§ EXERCISE DETAILS
For this exercise, restate word for word only the lines from the one containing "Extract the structured" through the last line below. Pictures do not get copied.

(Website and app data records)

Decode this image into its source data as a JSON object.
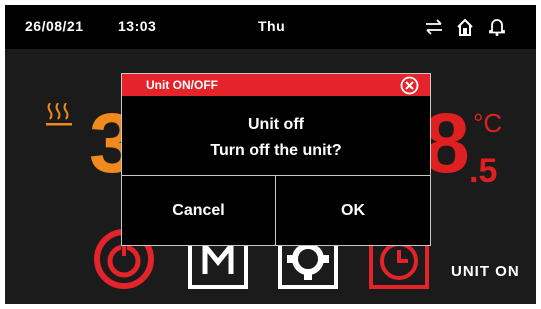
{
  "statusbar": {
    "date": "26/08/21",
    "time": "13:03",
    "day": "Thu"
  },
  "dashboard": {
    "left_value": "3",
    "right_value": "8",
    "right_decimal": ".5",
    "temp_unit": "°C",
    "unit_status": "UNIT ON"
  },
  "dialog": {
    "title": "Unit ON/OFF",
    "message_title": "Unit off",
    "message_body": "Turn off the unit?",
    "cancel_label": "Cancel",
    "ok_label": "OK"
  },
  "colors": {
    "accent_red": "#e4232a",
    "accent_orange": "#f08a1c"
  }
}
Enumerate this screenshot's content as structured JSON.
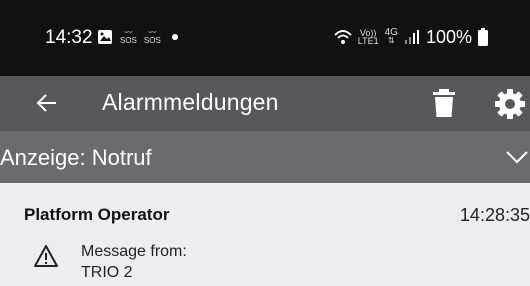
{
  "status_bar": {
    "time": "14:32",
    "sos_1": "SOS",
    "sos_2": "SOS",
    "volte_top": "Vo))",
    "volte_bottom": "LTE1",
    "network": "4G",
    "battery": "100%"
  },
  "app_bar": {
    "title": "Alarmmeldungen"
  },
  "filter": {
    "label": "Anzeige: Notruf"
  },
  "message": {
    "sender": "Platform Operator",
    "time": "14:28:35",
    "line1": "Message from:",
    "line2": "TRIO 2"
  },
  "colors": {
    "status_bar": "#111111",
    "app_bar": "#56585e",
    "filter_bar": "#696b71",
    "content_bg": "#ecedf2"
  }
}
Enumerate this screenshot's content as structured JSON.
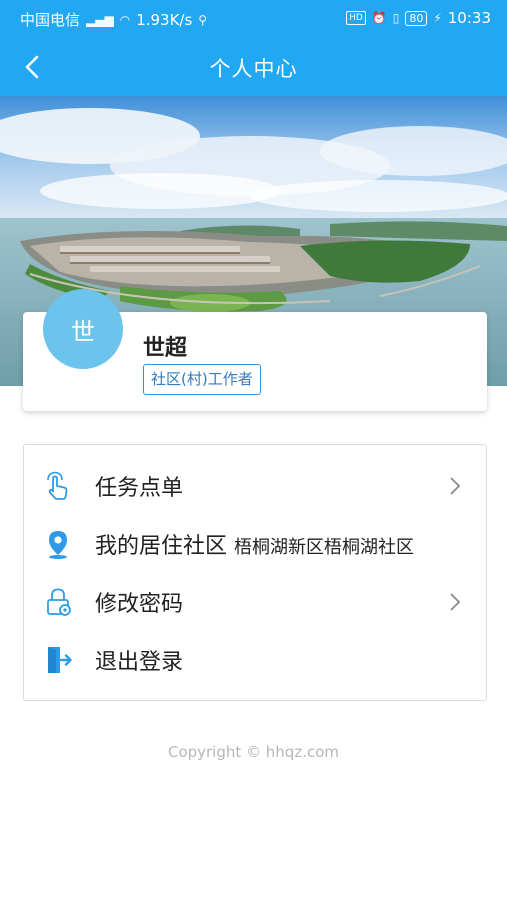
{
  "status_bar": {
    "carrier": "中国电信",
    "network_speed": "1.93K/s",
    "battery": "80",
    "time": "10:33"
  },
  "header": {
    "title": "个人中心"
  },
  "profile": {
    "avatar_text": "世",
    "name": "世超",
    "role": "社区(村)工作者"
  },
  "menu": {
    "items": [
      {
        "label": "任务点单",
        "value": "",
        "icon": "hand-pointer-icon"
      },
      {
        "label": "我的居住社区",
        "value": "梧桐湖新区梧桐湖社区",
        "icon": "location-pin-icon"
      },
      {
        "label": "修改密码",
        "value": "",
        "icon": "lock-gear-icon"
      },
      {
        "label": "退出登录",
        "value": "",
        "icon": "logout-door-icon"
      }
    ]
  },
  "footer": {
    "copyright": "Copyright © hhqz.com"
  },
  "colors": {
    "primary": "#22a8f2",
    "icon": "#2f9be6",
    "avatar": "#6cc4ec"
  }
}
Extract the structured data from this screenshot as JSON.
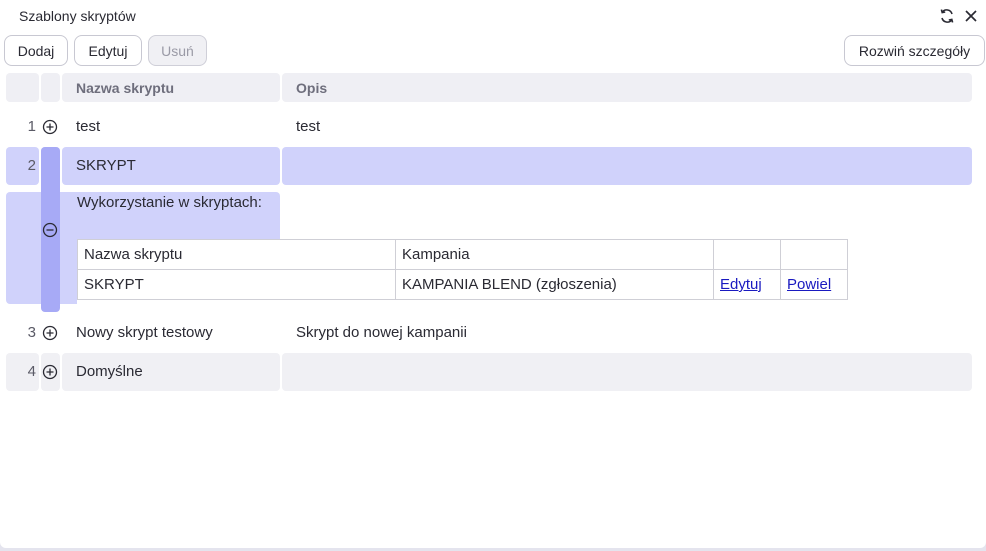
{
  "window": {
    "title": "Szablony skryptów"
  },
  "toolbar": {
    "add_label": "Dodaj",
    "edit_label": "Edytuj",
    "delete_label": "Usuń",
    "expand_label": "Rozwiń szczegóły"
  },
  "table": {
    "columns": [
      "Nazwa skryptu",
      "Opis"
    ],
    "rows": [
      {
        "num": "1",
        "name": "test",
        "desc": "test"
      },
      {
        "num": "2",
        "name": "SKRYPT",
        "desc": ""
      },
      {
        "num": "3",
        "name": "Nowy skrypt testowy",
        "desc": "Skrypt do nowej kampanii"
      },
      {
        "num": "4",
        "name": "Domyślne",
        "desc": ""
      }
    ]
  },
  "details": {
    "label": "Wykorzystanie w skryptach:",
    "columns": [
      "Nazwa skryptu",
      "Kampania",
      "",
      ""
    ],
    "rows": [
      {
        "name": "SKRYPT",
        "campaign": "KAMPANIA BLEND (zgłoszenia)",
        "edit": "Edytuj",
        "copy": "Powiel"
      }
    ]
  },
  "colors": {
    "selected_row": "#d0d2fb",
    "selected_column": "#a7aaf6",
    "link": "#1a1ac0"
  },
  "icons": {
    "refresh": "refresh-icon",
    "close": "close-icon",
    "expand": "plus-circle-icon",
    "collapse": "minus-circle-icon"
  }
}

§ ANSWER TO THIS TASK
Extract the structured data from this screenshot as JSON.
{
  "window": {
    "title": "Szablony skryptów"
  },
  "toolbar": {
    "add_label": "Dodaj",
    "edit_label": "Edytuj",
    "delete_label": "Usuń",
    "expand_label": "Rozwiń szczegóły"
  },
  "table": {
    "columns": [
      "Nazwa skryptu",
      "Opis"
    ],
    "rows": [
      {
        "num": "1",
        "name": "test",
        "desc": "test"
      },
      {
        "num": "2",
        "name": "SKRYPT",
        "desc": ""
      },
      {
        "num": "3",
        "name": "Nowy skrypt testowy",
        "desc": "Skrypt do nowej kampanii"
      },
      {
        "num": "4",
        "name": "Domyślne",
        "desc": ""
      }
    ]
  },
  "details": {
    "label": "Wykorzystanie w skryptach:",
    "columns": [
      "Nazwa skryptu",
      "Kampania",
      "",
      ""
    ],
    "rows": [
      {
        "name": "SKRYPT",
        "campaign": "KAMPANIA BLEND (zgłoszenia)",
        "edit": "Edytuj",
        "copy": "Powiel"
      }
    ]
  },
  "colors": {
    "selected_row": "#d0d2fb",
    "selected_column": "#a7aaf6",
    "link": "#1a1ac0"
  },
  "icons": {
    "refresh": "refresh-icon",
    "close": "close-icon",
    "expand": "plus-circle-icon",
    "collapse": "minus-circle-icon"
  }
}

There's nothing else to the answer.